Parental olfactory experience influences behavior and neural structure in subsequent generations.

Bibliographic Collection: 
Publication Type: Journal Article
Authors: Dias, Brian G; Ressler, Kerry J
Year of Publication: 2014
Journal: Nat Neurosci
Volume: 17
Issue: 1
Pagination: 89-96
Date Published: 2014 Jan
Publication Language: eng
ISSN: 1546-1726
Keywords: 1-Propanol, Acetophenones, Acoustic Stimulation, Analysis of Variance, Animals, beta-Galactosidase, Chromatin Immunoprecipitation, Conditioning, Classical, Electroshock, Epigenomics, Fear, Female, Glycine, Male, Mice, Mice, Transgenic, Odors, Olfactory Pathways, Paternal Exposure, Pregnancy, Receptors, Odorant, Reflex, Startle, Sensory Receptor Cells, Smell, Spermatozoa

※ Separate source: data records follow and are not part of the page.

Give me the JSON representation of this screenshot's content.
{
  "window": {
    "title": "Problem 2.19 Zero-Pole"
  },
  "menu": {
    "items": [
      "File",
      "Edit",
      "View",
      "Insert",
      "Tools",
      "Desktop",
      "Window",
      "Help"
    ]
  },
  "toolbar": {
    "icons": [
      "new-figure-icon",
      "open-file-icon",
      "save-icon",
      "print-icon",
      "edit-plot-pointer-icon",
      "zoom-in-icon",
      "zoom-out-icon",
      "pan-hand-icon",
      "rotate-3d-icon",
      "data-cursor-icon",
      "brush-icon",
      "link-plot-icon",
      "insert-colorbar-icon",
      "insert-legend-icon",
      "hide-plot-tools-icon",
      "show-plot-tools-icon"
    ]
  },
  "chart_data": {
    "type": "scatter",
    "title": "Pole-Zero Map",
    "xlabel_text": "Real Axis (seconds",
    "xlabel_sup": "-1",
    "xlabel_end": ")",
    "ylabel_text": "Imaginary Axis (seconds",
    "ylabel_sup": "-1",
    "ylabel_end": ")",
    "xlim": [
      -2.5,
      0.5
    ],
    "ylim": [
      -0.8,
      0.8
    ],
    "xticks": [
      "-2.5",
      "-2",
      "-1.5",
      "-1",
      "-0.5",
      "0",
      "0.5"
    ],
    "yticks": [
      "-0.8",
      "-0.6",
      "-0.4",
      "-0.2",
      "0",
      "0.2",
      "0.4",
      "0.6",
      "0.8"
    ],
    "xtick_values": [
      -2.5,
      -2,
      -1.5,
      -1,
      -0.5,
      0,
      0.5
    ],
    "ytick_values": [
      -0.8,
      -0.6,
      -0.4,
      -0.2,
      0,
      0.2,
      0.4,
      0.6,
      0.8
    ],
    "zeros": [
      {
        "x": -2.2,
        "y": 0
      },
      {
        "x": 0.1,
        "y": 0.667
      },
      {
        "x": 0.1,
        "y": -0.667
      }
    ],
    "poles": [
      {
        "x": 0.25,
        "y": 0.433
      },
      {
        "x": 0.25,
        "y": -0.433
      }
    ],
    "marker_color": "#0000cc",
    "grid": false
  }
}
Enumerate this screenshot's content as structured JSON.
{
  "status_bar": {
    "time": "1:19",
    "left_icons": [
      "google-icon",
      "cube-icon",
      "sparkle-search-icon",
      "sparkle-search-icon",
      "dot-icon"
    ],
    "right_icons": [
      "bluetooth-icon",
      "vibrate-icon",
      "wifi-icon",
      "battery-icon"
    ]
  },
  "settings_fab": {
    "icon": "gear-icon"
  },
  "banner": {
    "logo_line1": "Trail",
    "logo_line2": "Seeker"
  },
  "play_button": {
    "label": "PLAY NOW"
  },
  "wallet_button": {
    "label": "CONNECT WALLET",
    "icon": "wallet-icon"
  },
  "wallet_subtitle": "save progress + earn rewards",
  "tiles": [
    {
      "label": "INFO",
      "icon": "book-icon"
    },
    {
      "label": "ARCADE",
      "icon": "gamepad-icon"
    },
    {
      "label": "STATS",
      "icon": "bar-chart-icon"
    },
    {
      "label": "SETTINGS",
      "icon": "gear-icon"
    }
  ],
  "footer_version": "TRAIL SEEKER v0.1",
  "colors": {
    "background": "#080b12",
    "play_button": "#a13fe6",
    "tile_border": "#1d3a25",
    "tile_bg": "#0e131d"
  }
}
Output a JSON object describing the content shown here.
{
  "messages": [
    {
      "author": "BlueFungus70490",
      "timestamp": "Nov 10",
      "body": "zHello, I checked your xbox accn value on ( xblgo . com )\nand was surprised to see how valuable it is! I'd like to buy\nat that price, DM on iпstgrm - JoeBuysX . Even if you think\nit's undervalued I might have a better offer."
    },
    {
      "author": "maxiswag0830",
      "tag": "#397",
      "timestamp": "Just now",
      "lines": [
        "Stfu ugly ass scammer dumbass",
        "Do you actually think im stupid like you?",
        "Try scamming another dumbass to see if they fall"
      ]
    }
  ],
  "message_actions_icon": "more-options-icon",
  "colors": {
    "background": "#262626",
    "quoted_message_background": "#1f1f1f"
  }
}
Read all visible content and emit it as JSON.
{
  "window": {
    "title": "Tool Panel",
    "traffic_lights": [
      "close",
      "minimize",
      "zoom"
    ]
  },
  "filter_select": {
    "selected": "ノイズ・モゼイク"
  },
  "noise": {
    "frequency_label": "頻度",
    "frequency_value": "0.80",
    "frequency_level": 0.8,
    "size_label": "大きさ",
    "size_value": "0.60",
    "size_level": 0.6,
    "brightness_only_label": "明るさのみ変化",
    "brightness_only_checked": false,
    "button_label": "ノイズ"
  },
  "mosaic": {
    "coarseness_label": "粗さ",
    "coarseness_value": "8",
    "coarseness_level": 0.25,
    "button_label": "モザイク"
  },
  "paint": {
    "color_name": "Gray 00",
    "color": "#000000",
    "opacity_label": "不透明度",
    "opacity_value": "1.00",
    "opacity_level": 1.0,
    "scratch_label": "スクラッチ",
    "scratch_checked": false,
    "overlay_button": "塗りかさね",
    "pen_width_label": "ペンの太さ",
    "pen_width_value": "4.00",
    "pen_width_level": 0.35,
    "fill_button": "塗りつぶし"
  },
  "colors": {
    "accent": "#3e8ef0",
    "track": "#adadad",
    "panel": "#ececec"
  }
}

Using olfactory molecular specificity, we examined the inheritance of parental traumatic exposure, a phenomenon that has been frequently observed, but not understood. We subjected F0 mice to odor fear conditioning before conception and found that subsequently conceived F1 and F2 generations had an increased behavioral sensitivity to the F0-conditioned odor, but not to other odors. When an odor (acetophenone) that activates a known odorant receptor (Olfr151) was used to condition F0 mice, the behavioral sensitivity of the F1 and F2 generations to acetophenone was complemented by an enhanced neuroanatomical representation of the Olfr151 pathway. Bisulfite sequencing of sperm DNA from conditioned F0 males and F1 naive offspring revealed CpG hypomethylation in the Olfr151 gene. In addition, in vitro fertilization, F2 inheritance and cross-fostering revealed that these transgenerational effects are inherited via parental gametes. Our findings provide a framework for addressing how environmental information may be inherited transgenerationally at behavioral, neuroanatomical and epigenetic levels.

DOI: 10.1038/nn.3594
Alternate Journal: Nat. Neurosci.